   Nothing strikes fear into me more than driving in snow. Having rarely encountered the stuff until moving to this glorious state I was appalled by it the first few times I was forced to navigate through it. The amount of concentration it takes to overcome the elements is what drives me to near insanity. Living forty miles out from my job is another detriment. So with the warnings out about the impending storm I got to work early to overcome the odds and get home before the gates opened. The snow was scheduled to start around midnight. At seven pm I looked outside. It had already begun. It wouldn't be half as bad if I lived nearby, but the impending drive home slowly turned me into a madman.

  At one thirty am I made my way out. One of my workmates had scraped my frozen windows for me. My hats off to you son. My drive home takes forty minutes most nights. It took me ten minutes to drive a mile. I asked myself how I was going to do this. I turned on the radio for consolation. I determined it too difficult to listen. With a blanket of snow showering me I could only focus on the icy, shit road. My crawl had officially begun. Almost immediately a cannon of trucks barreled by me. Is there anything worse in those conditions? Already finding visibility impossible, a truck speeding by, mere inches from hitting me and sending me to my death is madness in its most pure form.

  But there is madness beyond that. What I kept dwelling on mentally is that I am risking my life, all for some low paying, nowhere, inferior manual labour job far beneath my talents. You must make the job! If I had called in I would have been considered weak. 'The other guys who live out near you made it in' would have been the comment. Yes but they are far stupider than I. Supposedly. So this is what we do for our precious jobs that most of us revile.

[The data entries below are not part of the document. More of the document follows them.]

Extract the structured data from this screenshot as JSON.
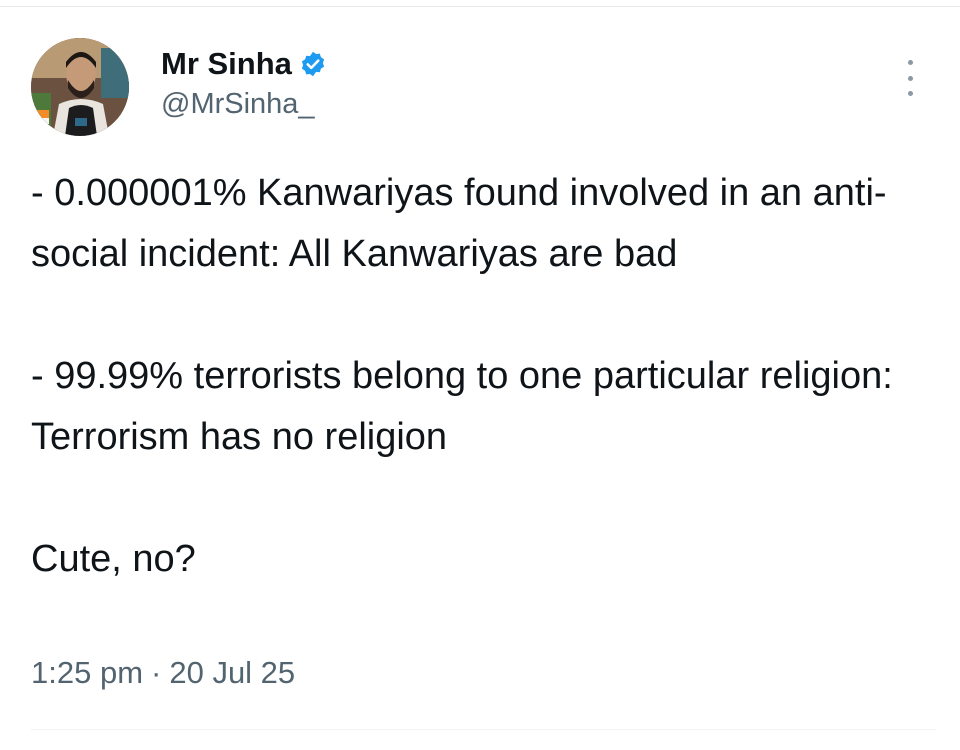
{
  "author": {
    "display_name": "Mr Sinha",
    "handle": "@MrSinha_",
    "avatar_icon": "profile-photo",
    "verified_icon": "verified-badge-icon",
    "verified_color": "#1d9bf0"
  },
  "tweet": {
    "paragraphs": [
      "- 0.000001% Kanwariyas found involved in an anti-social incident: All Kanwariyas are bad",
      "- 99.99% terrorists belong to one particular religion: Terrorism has no religion",
      "Cute, no?"
    ],
    "time": "1:25 pm",
    "separator": "·",
    "date": "20 Jul 25"
  },
  "colors": {
    "text": "#0f1419",
    "secondary": "#536471"
  },
  "menu": {
    "icon": "more-options-icon"
  }
}
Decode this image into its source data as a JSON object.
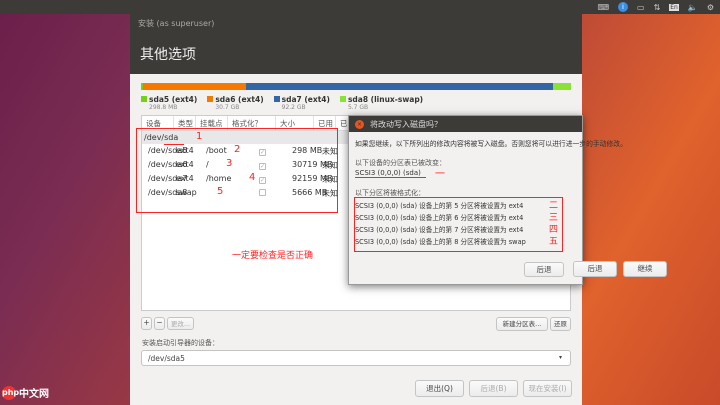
{
  "window": {
    "title": "安装 (as superuser)",
    "heading": "其他选项"
  },
  "partitions": [
    {
      "name": "sda5 (ext4)",
      "size": "298.8 MB",
      "color": "#73d216",
      "fraction": 0.002
    },
    {
      "name": "sda6 (ext4)",
      "size": "30.7 GB",
      "color": "#f57900",
      "fraction": 0.24
    },
    {
      "name": "sda7 (ext4)",
      "size": "92.2 GB",
      "color": "#3465a4",
      "fraction": 0.715
    },
    {
      "name": "sda8 (linux-swap)",
      "size": "5.7 GB",
      "color": "#8ae234",
      "fraction": 0.043
    }
  ],
  "table": {
    "headers": [
      "设备",
      "类型",
      "挂载点",
      "格式化？",
      "大小",
      "已用",
      "已"
    ],
    "disk": "/dev/sda",
    "rows": [
      {
        "device": "/dev/sda5",
        "type": "ext4",
        "mount": "/boot",
        "format": true,
        "size": "298 MB",
        "used": "未知",
        "mark": "2"
      },
      {
        "device": "/dev/sda6",
        "type": "ext4",
        "mount": "/",
        "format": true,
        "size": "30719 MB",
        "used": "未知",
        "mark": "3"
      },
      {
        "device": "/dev/sda7",
        "type": "ext4",
        "mount": "/home",
        "format": true,
        "size": "92159 MB",
        "used": "未知",
        "mark": "4"
      },
      {
        "device": "/dev/sda8",
        "type": "swap",
        "mount": "",
        "format": false,
        "size": "5666 MB",
        "used": "未知",
        "mark": "5"
      }
    ],
    "disk_mark": "1",
    "note": "一定要检查是否正确"
  },
  "controls": {
    "add": "+",
    "remove": "−",
    "change": "更改...",
    "new_table": "新建分区表...",
    "revert": "还原",
    "bootloader_label": "安装启动引导器的设备：",
    "bootloader_value": "/dev/sda5",
    "quit": "退出(Q)",
    "back": "后退(B)",
    "install": "现在安装(I)"
  },
  "dialog": {
    "title": "将改动写入磁盘吗？",
    "intro": "如果您继续，以下所列出的修改内容将被写入磁盘。否则您将可以进行进一步的手动修改。",
    "table_changed_label": "以下设备的分区表已被改变：",
    "device": "SCSI3 (0,0,0) (sda)",
    "device_mark": "一",
    "format_label": "以下分区将被格式化：",
    "items": [
      {
        "text": "SCSI3 (0,0,0) (sda) 设备上的第 5 分区将被设置为 ext4",
        "mark": "二"
      },
      {
        "text": "SCSI3 (0,0,0) (sda) 设备上的第 6 分区将被设置为 ext4",
        "mark": "三"
      },
      {
        "text": "SCSI3 (0,0,0) (sda) 设备上的第 7 分区将被设置为 ext4",
        "mark": "四"
      },
      {
        "text": "SCSI3 (0,0,0) (sda) 设备上的第 8 分区将被设置为 swap",
        "mark": "五"
      }
    ],
    "back": "后退",
    "continue": "继续"
  },
  "tray": {
    "lang": "En"
  },
  "watermark": "php 中文网"
}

We put our lives on the line because of the fear we may lose our jobs or a day of pay and trudge through the most reprehensible of weather to make it. Someone shoot me now. These thoughts ran through my head continually.


  As the snow got heavier I made my exit onto the rural roads out near the village in which I waste my life in. On the exit ramp several cars and trucks had  pulled over rather than risk it. I'll show them! They had the right idea. Visibility was zero thanks to vast, open fields. I was travelling five miles an hour. I only kept in a straight line by looking at the ditch on the side of the road. I considered stopping right there and letting the snow bury me. It would have been less painful than driving in it. But I perservered. What on earth I had done to deserve this hell I do not know I wondered. Take me to a warm state. Is it any wonder states like Nevada and Arizona are prospering? Who in their right mind would elect to move to Illinois? Why didn't I do more research before I moved here? Eight years is a long time. But I'll never get used to the cold and snow. Never.

   After two painstaking hours I made it home. The mental strain and anguish was unbelievable. Hunched over for two hours, eyes wide open, trying to keep from sliding off the road, unable to see a yard ahead of you. Bollocks! It made me physically ill the whole weekend. I later learned that the four people I work with who live out near me all got stuck or slid into a ditch. I was the only one who made it unscathed. Me the foreigner. The ubiquitously tough New Zealander made of iron steel. Now also a nervous wreck checking the weather every day for snow, living in fear. I wouldn't want to miss work after all! Actually I would. The chances of me driving in that, knowing it will happen again are less than zero. Not for some ridiculous job. Not for anything.